This is 130 feet of pure yacht—capable of hosting 12 people with a crew of seven. Its weight: 399 tons. (These facts come from Yacht Charter Fleet.) I’m into this yacht, with its intriguingly shaped long window near the center. It’s a tiny bit mysterious, almost coy: not telling you too much, confident in what it is. (Note that it’s remarkably similar to the Addiction, further down.)
This dark blue-hulled boat is a thing of beauty and can accommodate 12 guests, according to its maker, Heesen Yachts. It takes a crew of seven to run it at peak performance. My favorite element of this yacht is that it has a nifty remote-controlled bridge (pictured above) that lets one step smoothly onto land. It’s 166 feet.
No doubt about it, this is a very cool name for a yacht: a little menacing and a little gauche in the way that only a certain kind of billionaire can pull off. (It can’t be seen in the photo, but the first “d” in the name is actually red and rotated 90 degrees so that it resembles a heart.) The boat is 178 feet long, according to the website Yacht Charter Fleet. No, it’s not available to charter.
The message of this yacht says: power. It’s just shy of 200 feet, at 194.55, according to Boat International.

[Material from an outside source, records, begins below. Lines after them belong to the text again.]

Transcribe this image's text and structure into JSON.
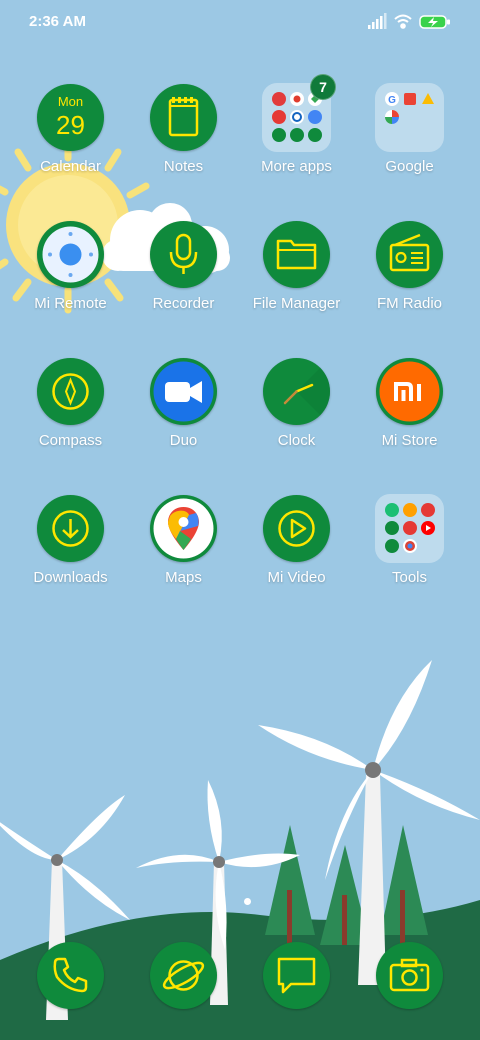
{
  "status_bar": {
    "time": "2:36 AM"
  },
  "apps": {
    "calendar": {
      "label": "Calendar",
      "day": "Mon",
      "date": "29"
    },
    "notes": {
      "label": "Notes"
    },
    "more_apps": {
      "label": "More apps",
      "badge": "7"
    },
    "google": {
      "label": "Google"
    },
    "mi_remote": {
      "label": "Mi Remote"
    },
    "recorder": {
      "label": "Recorder"
    },
    "file_manager": {
      "label": "File Manager"
    },
    "fm_radio": {
      "label": "FM Radio"
    },
    "compass": {
      "label": "Compass"
    },
    "duo": {
      "label": "Duo"
    },
    "clock": {
      "label": "Clock"
    },
    "mi_store": {
      "label": "Mi Store",
      "logo": "mi"
    },
    "downloads": {
      "label": "Downloads"
    },
    "maps": {
      "label": "Maps"
    },
    "mi_video": {
      "label": "Mi Video"
    },
    "tools": {
      "label": "Tools"
    }
  },
  "dock": [
    "phone-icon",
    "browser-icon",
    "messages-icon",
    "camera-icon"
  ],
  "colors": {
    "icon_green": "#0f8a3c",
    "icon_yellow": "#ffe600",
    "sky": "#9cc8e4"
  }
}
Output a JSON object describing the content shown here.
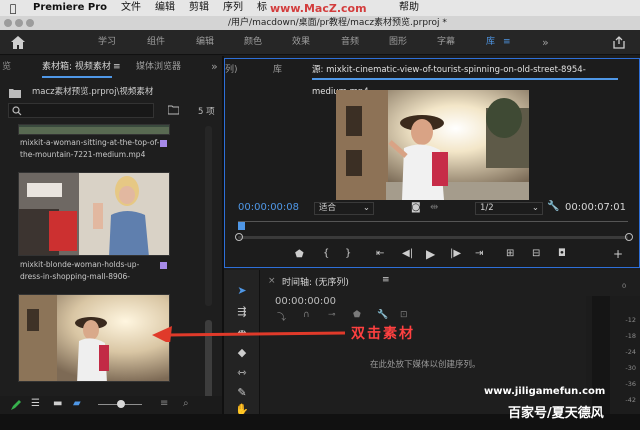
{
  "menubar": {
    "app": "Premiere Pro",
    "items": [
      "文件",
      "编辑",
      "剪辑",
      "序列",
      "标",
      "...",
      ""
    ],
    "help": "帮助",
    "watermark": "www.MacZ.com"
  },
  "window": {
    "title": "/用户/macdown/桌面/pr教程/macz素材预览.prproj *"
  },
  "workspaces": {
    "items": [
      {
        "label": "学习"
      },
      {
        "label": "组件"
      },
      {
        "label": "编辑"
      },
      {
        "label": "颜色"
      },
      {
        "label": "效果"
      },
      {
        "label": "音频"
      },
      {
        "label": "图形"
      },
      {
        "label": "字幕"
      },
      {
        "label": "库"
      }
    ],
    "more": "»"
  },
  "project": {
    "tab_prev": "览",
    "tab_active": "素材箱: 视频素材",
    "tab_menu": "≡",
    "tab_next": "媒体浏览器",
    "tab_more": "»",
    "path": "macz素材预览.prproj\\视频素材",
    "search_placeholder": "",
    "count": "5 项",
    "clips": [
      {
        "name1": "mixkit-a-woman-sitting-at-the-top-of-",
        "name2": "the-mountain-7221-medium.mp4"
      },
      {
        "name1": "mixkit-blonde-woman-holds-up-",
        "name2": "dress-in-shopping-mall-8906-"
      },
      {
        "name1": "",
        "name2": ""
      }
    ]
  },
  "source": {
    "tab_prev": "列)",
    "tab_lib": "库",
    "title": "源: mixkit-cinematic-view-of-tourist-spinning-on-old-street-8954-medium.mp4",
    "timecode": "00:00:00:08",
    "fit": "适合",
    "ratio": "1/2",
    "duration": "00:00:07:01"
  },
  "timeline": {
    "tab": "时间轴: (无序列)",
    "menu": "≡",
    "timecode": "00:00:00:00",
    "empty_msg": "在此处放下媒体以创建序列。",
    "meter_ticks": [
      "0",
      "-12",
      "-18",
      "-24",
      "-30",
      "-36",
      "-42",
      "-48"
    ]
  },
  "annotation": {
    "label": "双击素材",
    "color": "#e03a2a"
  },
  "overlay": {
    "url": "www.jiligamefun.com",
    "baidu": "百家号/夏天德风"
  },
  "colors": {
    "accent": "#4f97e6",
    "label_purple": "#a68ae8"
  }
}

Without question, the Stella Maris is my favorite yacht in Venice right now. It’s elegant enough to bring to the Biennale, but it’s also tough-looking, like it could handle itself in a modest sea skirmish or maybe even battle Poseidon in a fantasy movie. The ARTnews archives have some great reporting on this beauty, which is a formidable 236 feet long.